WORK TO BE COMPLETED:
All lines of the listing that contain "Wild" should be shown in full.

RECORDS PROVIDED:

━━━━━━

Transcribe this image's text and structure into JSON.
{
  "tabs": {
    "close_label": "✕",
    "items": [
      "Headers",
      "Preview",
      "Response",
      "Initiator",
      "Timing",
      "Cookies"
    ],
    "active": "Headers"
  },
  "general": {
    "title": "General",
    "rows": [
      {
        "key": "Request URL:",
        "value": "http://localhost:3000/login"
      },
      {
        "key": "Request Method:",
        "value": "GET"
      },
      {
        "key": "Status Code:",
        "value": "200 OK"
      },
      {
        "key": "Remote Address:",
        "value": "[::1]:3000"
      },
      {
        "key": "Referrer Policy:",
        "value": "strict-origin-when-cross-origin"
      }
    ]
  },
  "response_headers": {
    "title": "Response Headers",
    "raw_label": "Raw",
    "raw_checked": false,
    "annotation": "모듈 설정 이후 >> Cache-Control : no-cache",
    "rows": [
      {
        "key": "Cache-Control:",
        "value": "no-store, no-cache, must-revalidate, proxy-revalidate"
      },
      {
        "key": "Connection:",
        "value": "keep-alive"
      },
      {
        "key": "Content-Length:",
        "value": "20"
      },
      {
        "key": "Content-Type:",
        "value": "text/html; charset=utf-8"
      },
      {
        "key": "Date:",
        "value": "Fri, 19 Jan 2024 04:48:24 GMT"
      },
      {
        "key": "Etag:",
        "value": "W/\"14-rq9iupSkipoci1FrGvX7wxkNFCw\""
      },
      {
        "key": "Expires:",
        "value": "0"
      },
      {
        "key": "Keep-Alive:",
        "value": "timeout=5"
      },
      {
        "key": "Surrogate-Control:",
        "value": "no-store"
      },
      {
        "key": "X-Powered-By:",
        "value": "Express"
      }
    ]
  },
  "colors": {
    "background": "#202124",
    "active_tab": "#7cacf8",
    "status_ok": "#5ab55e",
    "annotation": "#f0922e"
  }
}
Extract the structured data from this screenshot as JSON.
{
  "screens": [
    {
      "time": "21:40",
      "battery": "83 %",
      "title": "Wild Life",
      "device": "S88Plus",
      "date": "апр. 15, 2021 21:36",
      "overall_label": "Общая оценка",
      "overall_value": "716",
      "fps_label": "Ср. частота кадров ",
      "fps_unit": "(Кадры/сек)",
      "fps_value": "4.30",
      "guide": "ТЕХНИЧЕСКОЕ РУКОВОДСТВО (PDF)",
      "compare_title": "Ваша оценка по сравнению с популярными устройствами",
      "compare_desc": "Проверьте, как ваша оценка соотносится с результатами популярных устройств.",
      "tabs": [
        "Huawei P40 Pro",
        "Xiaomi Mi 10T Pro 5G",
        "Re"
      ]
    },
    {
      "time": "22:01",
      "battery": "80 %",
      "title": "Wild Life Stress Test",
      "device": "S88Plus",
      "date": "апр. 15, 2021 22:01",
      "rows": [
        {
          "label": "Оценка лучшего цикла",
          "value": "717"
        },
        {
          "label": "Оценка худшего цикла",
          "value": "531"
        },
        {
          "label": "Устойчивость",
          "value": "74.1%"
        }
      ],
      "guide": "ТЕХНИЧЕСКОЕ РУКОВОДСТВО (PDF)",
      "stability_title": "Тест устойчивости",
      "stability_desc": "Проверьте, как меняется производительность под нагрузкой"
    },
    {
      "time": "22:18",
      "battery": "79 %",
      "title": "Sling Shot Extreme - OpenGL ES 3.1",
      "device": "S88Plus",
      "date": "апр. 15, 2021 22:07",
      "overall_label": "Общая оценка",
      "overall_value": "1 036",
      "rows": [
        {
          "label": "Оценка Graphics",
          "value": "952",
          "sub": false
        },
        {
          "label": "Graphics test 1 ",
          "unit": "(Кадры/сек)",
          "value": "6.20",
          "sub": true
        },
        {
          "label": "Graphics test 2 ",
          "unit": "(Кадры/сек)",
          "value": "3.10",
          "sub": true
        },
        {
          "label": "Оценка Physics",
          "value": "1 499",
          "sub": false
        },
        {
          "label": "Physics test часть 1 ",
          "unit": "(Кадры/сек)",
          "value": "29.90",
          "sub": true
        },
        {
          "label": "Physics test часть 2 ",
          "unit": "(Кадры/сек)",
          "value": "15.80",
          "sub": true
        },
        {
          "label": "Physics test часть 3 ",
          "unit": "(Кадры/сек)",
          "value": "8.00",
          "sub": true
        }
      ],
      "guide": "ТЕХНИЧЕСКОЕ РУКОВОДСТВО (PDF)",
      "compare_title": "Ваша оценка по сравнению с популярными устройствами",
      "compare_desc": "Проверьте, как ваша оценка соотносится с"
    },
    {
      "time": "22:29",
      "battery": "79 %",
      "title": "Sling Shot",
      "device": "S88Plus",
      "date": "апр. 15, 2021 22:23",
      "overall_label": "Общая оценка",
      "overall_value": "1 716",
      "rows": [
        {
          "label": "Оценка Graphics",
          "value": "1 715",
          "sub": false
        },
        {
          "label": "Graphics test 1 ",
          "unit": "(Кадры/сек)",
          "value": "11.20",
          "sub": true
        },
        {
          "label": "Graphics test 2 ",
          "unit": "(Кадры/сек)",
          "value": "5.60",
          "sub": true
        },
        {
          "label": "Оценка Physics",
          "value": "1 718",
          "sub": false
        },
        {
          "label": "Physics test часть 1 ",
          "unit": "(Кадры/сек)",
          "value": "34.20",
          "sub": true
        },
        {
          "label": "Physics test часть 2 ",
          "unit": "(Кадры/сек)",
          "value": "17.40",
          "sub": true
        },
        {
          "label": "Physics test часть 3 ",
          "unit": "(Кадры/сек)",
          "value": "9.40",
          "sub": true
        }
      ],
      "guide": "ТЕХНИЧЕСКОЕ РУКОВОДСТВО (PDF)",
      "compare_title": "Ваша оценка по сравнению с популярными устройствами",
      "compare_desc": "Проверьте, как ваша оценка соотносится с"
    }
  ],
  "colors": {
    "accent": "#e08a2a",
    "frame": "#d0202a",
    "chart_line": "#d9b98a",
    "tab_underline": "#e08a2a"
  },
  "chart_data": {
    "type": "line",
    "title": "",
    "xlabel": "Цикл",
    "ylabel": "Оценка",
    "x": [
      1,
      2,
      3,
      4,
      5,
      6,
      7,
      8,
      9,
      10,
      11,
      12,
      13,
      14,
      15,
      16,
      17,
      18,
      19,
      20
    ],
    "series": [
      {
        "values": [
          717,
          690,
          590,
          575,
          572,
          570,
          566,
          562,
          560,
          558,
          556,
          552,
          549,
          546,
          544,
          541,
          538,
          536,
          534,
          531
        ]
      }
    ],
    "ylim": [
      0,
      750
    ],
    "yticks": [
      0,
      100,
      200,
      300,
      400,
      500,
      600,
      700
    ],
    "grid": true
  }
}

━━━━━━

TASK RESPONSE:
      "title": "Wild Life",
      "title": "Wild Life Stress Test",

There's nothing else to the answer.